▸ Problem requirements
Answer with a number only: how many lines of the data contain "Submit"?

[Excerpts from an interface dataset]
==*==
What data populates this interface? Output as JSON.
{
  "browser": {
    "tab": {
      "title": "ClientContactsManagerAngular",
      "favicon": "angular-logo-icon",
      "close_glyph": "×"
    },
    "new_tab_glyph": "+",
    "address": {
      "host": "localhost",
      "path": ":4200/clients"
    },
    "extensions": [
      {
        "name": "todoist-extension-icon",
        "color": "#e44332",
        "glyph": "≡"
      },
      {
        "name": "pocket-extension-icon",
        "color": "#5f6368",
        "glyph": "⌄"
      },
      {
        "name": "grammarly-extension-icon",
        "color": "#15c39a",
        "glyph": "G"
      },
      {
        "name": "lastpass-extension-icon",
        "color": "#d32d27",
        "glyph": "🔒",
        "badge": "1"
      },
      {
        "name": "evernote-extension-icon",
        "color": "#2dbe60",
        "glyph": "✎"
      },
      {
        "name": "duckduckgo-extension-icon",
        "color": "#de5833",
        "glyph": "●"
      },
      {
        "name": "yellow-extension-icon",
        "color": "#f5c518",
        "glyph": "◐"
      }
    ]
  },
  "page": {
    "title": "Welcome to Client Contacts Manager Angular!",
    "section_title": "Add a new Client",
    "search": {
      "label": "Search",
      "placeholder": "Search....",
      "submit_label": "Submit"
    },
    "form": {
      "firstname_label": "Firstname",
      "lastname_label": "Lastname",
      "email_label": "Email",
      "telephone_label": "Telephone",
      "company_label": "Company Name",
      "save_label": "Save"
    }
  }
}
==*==
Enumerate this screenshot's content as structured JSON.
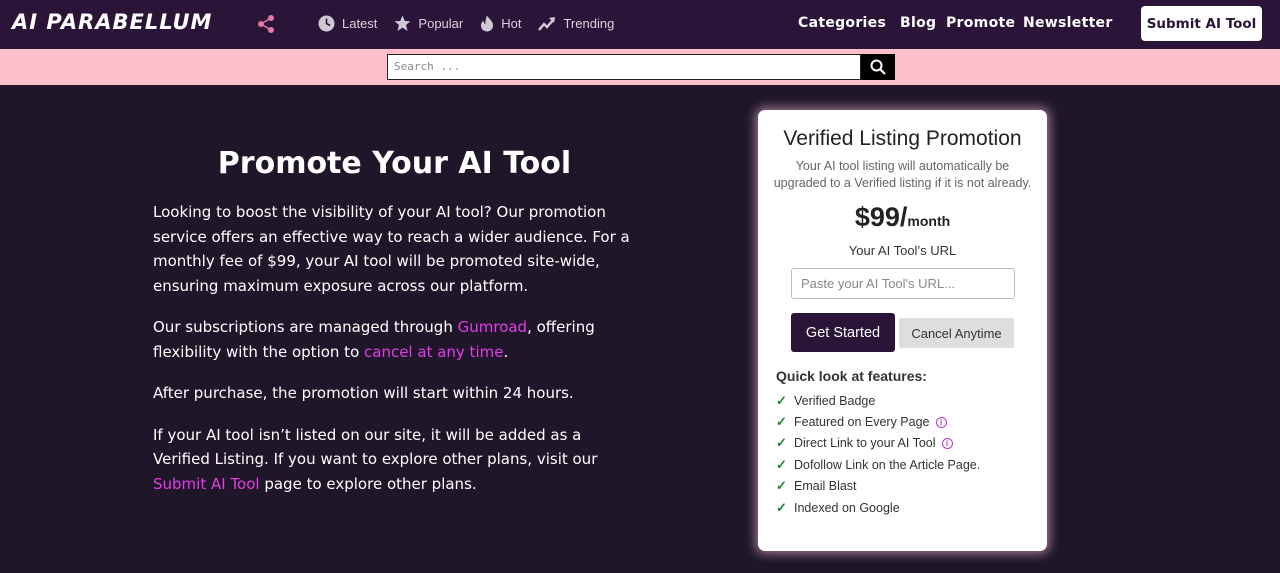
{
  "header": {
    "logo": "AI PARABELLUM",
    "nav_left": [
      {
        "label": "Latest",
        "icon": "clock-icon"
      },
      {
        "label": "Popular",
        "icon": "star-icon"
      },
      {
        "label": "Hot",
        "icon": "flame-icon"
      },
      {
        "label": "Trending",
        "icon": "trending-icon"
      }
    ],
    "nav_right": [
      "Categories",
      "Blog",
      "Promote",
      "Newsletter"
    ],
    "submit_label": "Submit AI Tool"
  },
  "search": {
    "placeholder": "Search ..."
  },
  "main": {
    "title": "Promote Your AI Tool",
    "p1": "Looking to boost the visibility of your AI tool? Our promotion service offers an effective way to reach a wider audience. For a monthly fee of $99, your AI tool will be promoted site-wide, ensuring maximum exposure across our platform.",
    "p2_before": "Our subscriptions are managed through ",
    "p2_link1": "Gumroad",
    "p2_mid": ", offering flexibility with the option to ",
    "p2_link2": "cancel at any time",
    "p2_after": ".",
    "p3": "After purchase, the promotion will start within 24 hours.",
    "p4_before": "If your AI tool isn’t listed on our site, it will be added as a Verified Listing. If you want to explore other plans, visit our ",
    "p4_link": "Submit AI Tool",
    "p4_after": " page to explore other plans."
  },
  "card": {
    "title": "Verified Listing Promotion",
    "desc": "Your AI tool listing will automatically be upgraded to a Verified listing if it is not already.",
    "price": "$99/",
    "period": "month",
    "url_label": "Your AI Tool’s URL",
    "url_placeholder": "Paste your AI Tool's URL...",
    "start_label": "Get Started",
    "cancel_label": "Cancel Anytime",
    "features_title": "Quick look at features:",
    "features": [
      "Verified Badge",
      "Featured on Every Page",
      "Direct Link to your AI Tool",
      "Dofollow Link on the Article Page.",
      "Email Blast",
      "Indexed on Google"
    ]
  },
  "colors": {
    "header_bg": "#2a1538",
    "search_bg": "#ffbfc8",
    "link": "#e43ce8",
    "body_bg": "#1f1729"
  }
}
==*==
▸ Answer to this problem
3